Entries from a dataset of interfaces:
╭──
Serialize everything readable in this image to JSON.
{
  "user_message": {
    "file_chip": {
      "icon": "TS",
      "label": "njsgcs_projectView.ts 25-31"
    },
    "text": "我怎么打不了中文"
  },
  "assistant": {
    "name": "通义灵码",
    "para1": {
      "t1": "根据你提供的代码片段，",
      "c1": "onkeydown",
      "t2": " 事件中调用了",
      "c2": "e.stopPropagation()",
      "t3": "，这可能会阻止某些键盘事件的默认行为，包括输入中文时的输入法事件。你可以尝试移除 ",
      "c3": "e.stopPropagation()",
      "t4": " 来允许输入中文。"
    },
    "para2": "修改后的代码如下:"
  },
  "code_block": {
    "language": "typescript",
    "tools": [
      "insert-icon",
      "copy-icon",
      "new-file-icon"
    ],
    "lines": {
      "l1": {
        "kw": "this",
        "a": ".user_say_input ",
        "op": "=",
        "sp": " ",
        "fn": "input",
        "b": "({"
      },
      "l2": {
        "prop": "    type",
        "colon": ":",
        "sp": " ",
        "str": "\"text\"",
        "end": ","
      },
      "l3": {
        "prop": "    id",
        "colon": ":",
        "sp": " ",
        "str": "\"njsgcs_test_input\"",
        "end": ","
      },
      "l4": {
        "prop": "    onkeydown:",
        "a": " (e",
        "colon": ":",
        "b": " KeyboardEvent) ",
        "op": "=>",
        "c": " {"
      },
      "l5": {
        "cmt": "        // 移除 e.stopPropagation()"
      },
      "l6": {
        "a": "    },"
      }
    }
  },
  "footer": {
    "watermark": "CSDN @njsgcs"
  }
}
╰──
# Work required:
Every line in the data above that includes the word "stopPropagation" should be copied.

# Answer space:
      "c2": "e.stopPropagation()",
      "c3": "e.stopPropagation()",
        "cmt": "        // 移除 e.stopPropagation()"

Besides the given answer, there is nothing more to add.